What I find extraordinary is that one day Rajoy and Cameron are all lovey-dovey and the next Madrid sends a gun boat into Dave’s backyard. I know the Foreign Office has made being two faced into an art form but even the Mandarins would have waited to Wednesday.

As far as I am aware neither our Government nor the Convent has issued any statement on the Madrid talks or the Guardia Civil incident apart from the Foreign Office statement about Spain raising Gibraltar with Cameron. I know not the reason but it is one I approve of. Madrid knows that it can cause mischief by stirring up uncertainty when Spanish and UK government officials meet or watching us jump each time they poke us with a stick. There’s a time for protesting and a time for a sharp, knee in the diplomatic bags. On this occasion we were wiser to go for the later.

Now pass me my glass of Torres Viña Sol. Anything we can do to boost the Cataluña economy the better.

Friday, April 5, 2013


By the time you read this Operation Mischief will have begun. Correction: it has already begun.

I am not sure how you first heard the news that the British Prime Minister, David Cameron, is due to meet his Spanish counterpart, Mariano Rajoy, in Madrid on Monday. In all likelihood is was from the Spanish media. As I write this no press release from No 6 has been issued on the matter.

On one hand why should there? After all it is a meeting between the UK’s and Spain’s head honchos, both conservatives. One presumes they will be discussing bilateral and EU matters. 

However it would be interesting to know was our government informed in advance of the meeting? Was the Convent? If the latter and not the former did the Convent tell out government? If not, why not etc etc.

I am sure there are more than enough topics to occupy Cameron’s and Rajoy’s time without touching on Gibraltar. Again as I write this there has been no formal statement from the UK that the meeting will take place. Perhaps they hoped we wouldn’t notice. Trouble is Gibraltarians read the Spanish press and have access to their radio and TV networks so the chance of such an encounter slipping us by is nonexistent.

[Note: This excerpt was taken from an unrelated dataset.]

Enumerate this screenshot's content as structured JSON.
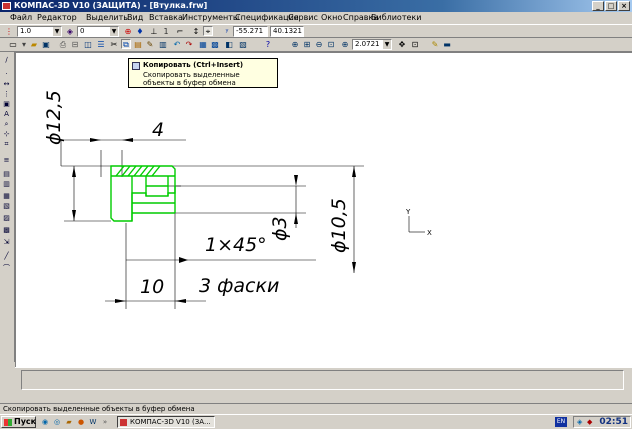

Indeed the Spanish media and Partido Popular wouldn’t want it to either. The word in Spain’s press is that Gibraltar will be on the agenda. As the meeting is in Madrid Rajoy’s clerks probably wrote same agenda so that is no surprise.

So what is the scenario? Will Gibraltar and its sovereignty be on the agenda? Will Cameron refuse to discuss it without us being present and then state in no uncertain terms his mantra on our right to self determination adding in the Falklands for good measure. If that is the scenario then let’s hope so.

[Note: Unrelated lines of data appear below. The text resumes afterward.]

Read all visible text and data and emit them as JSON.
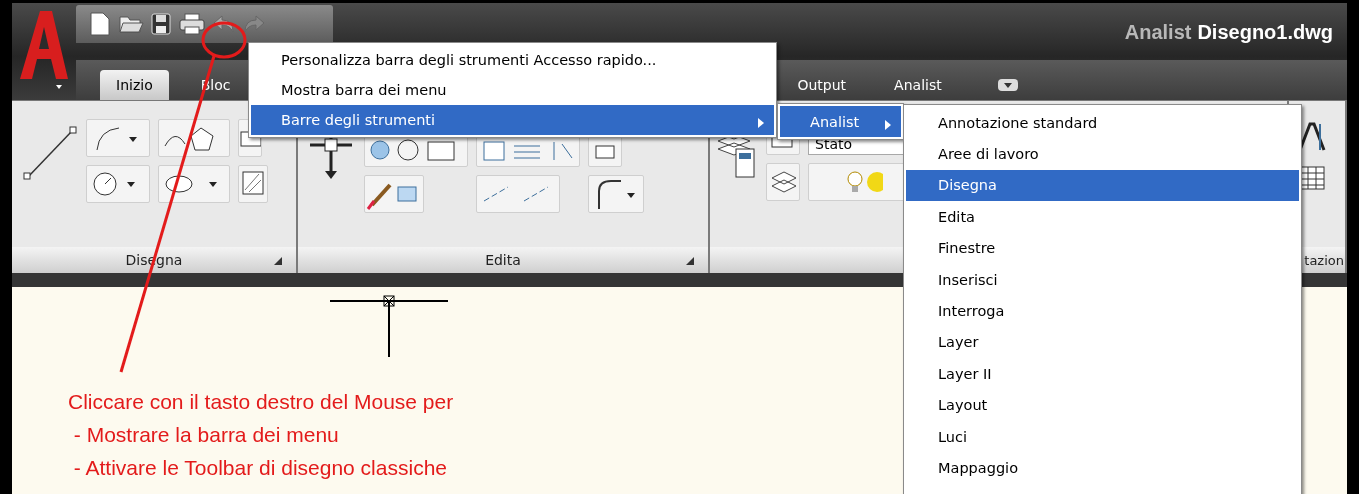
{
  "title": {
    "app": "Analist",
    "file": "Disegno1.dwg"
  },
  "tabs": [
    {
      "label": "Inizio",
      "selected": true
    },
    {
      "label": "Bloc",
      "selected": false
    },
    {
      "label": "Output",
      "selected": false
    },
    {
      "label": "Analist",
      "selected": false
    }
  ],
  "ribbon": {
    "panels": [
      {
        "label": "Disegna"
      },
      {
        "label": "Edita"
      },
      {
        "label": "tazion"
      }
    ],
    "layer_state": "Stato"
  },
  "context_menu": {
    "items": [
      {
        "label": "Personalizza barra degli strumenti Accesso rapido...",
        "selected": false,
        "submenu": false
      },
      {
        "label": "Mostra barra dei menu",
        "selected": false,
        "submenu": false
      },
      {
        "label": "Barre degli strumenti",
        "selected": true,
        "submenu": true
      }
    ]
  },
  "submenu": {
    "items": [
      {
        "label": "Analist",
        "selected": true,
        "submenu": true
      }
    ]
  },
  "toolbars_menu": {
    "items": [
      {
        "label": "Annotazione standard",
        "selected": false
      },
      {
        "label": "Aree di lavoro",
        "selected": false
      },
      {
        "label": "Disegna",
        "selected": true
      },
      {
        "label": "Edita",
        "selected": false
      },
      {
        "label": "Finestre",
        "selected": false
      },
      {
        "label": "Inserisci",
        "selected": false
      },
      {
        "label": "Interroga",
        "selected": false
      },
      {
        "label": "Layer",
        "selected": false
      },
      {
        "label": "Layer II",
        "selected": false
      },
      {
        "label": "Layout",
        "selected": false
      },
      {
        "label": "Luci",
        "selected": false
      },
      {
        "label": "Mappaggio",
        "selected": false
      }
    ]
  },
  "annotation": {
    "lines": [
      "Cliccare con il tasto destro del Mouse per",
      " - Mostrare la barra dei menu",
      " - Attivare le Toolbar di disegno classiche"
    ]
  }
}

Yet is that good enough? Spain is challenging Britain’s sovereignty over our territorial waters. Spain is challenging our sovereignty over our airspace. Logically Gibraltar should be an issue and an urgent issue at that and so be on the agenda? At the top.

However if it is, if Cameron is going to Madrid for more than a photo opportunity and to down some Rioja and tapa, then we should be there too. If our territorial waters, our air space, our right to control our environment, which are all matters of sovereignty, are on the agenda then we should be there. Not our chief minister as a prime-ministerial bag carrier but under our own flag.

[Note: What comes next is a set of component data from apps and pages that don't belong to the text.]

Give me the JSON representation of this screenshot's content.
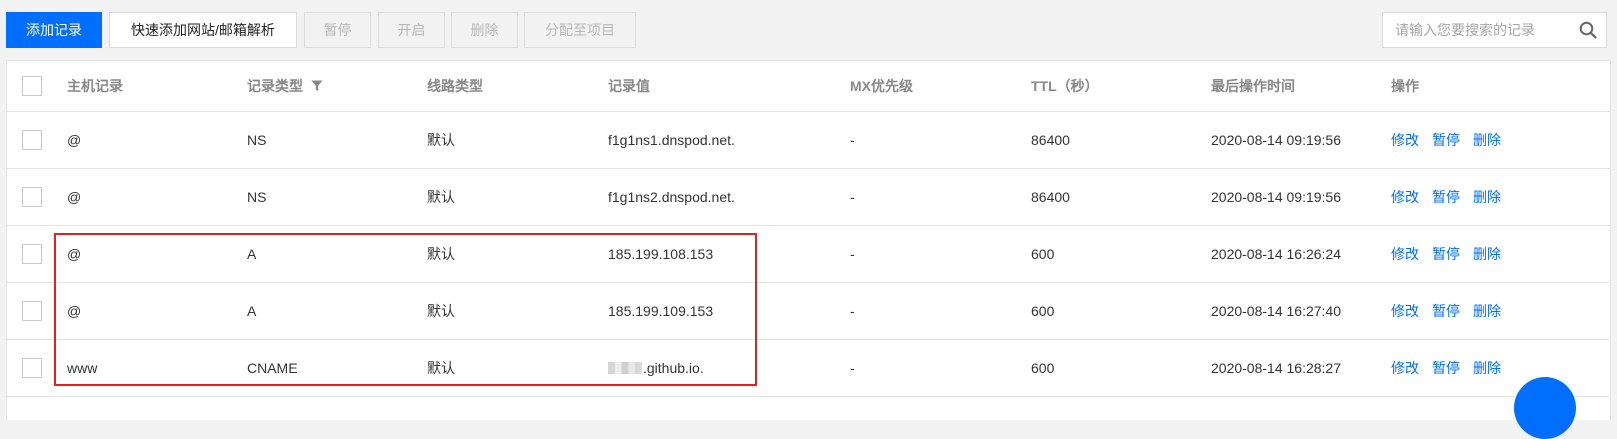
{
  "toolbar": {
    "add_record": "添加记录",
    "quick_add": "快速添加网站/邮箱解析",
    "pause": "暂停",
    "enable": "开启",
    "delete": "删除",
    "assign": "分配至项目"
  },
  "search": {
    "placeholder": "请输入您要搜索的记录"
  },
  "table": {
    "headers": {
      "host": "主机记录",
      "type": "记录类型",
      "line": "线路类型",
      "value": "记录值",
      "mx": "MX优先级",
      "ttl": "TTL（秒）",
      "time": "最后操作时间",
      "ops": "操作"
    },
    "ops": {
      "edit": "修改",
      "pause": "暂停",
      "delete": "删除"
    },
    "rows": [
      {
        "host": "@",
        "type": "NS",
        "line": "默认",
        "value": "f1g1ns1.dnspod.net.",
        "mx": "-",
        "ttl": "86400",
        "time": "2020-08-14 09:19:56"
      },
      {
        "host": "@",
        "type": "NS",
        "line": "默认",
        "value": "f1g1ns2.dnspod.net.",
        "mx": "-",
        "ttl": "86400",
        "time": "2020-08-14 09:19:56"
      },
      {
        "host": "@",
        "type": "A",
        "line": "默认",
        "value": "185.199.108.153",
        "mx": "-",
        "ttl": "600",
        "time": "2020-08-14 16:26:24"
      },
      {
        "host": "@",
        "type": "A",
        "line": "默认",
        "value": "185.199.109.153",
        "mx": "-",
        "ttl": "600",
        "time": "2020-08-14 16:27:40"
      },
      {
        "host": "www",
        "type": "CNAME",
        "line": "默认",
        "value": ".github.io.",
        "mx": "-",
        "ttl": "600",
        "time": "2020-08-14 16:28:27"
      }
    ]
  },
  "colors": {
    "primary": "#006eff",
    "highlight": "#e0221f"
  }
}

Of course if that happened then Rajoy would refuse to meet. Good. The sooner Spain understands that it cannot have it churros and eat it the better. The sooner it realises that it cannot challenge Britain’s and our sovereignty over Gibraltar, our Rock, the better. If that means that Rajoy loses an ally in Europe, so be it. So will Cameron play hard ball with Rajoy or show he has no balls at all: I suspect we know the answer to that one.

In the meantime time the Spanish media will cause mischief by churning out misinformation, sowing the seeds of doubt and creating the impression that two flag talks took place on a three flag issue. Of course all of this will fall on deaf ears here on the Rock. Ok on most of the Rock. There are still ‘palomos’ around who will feed eagerly off these crumbs and make a meal out of them. You have been warned.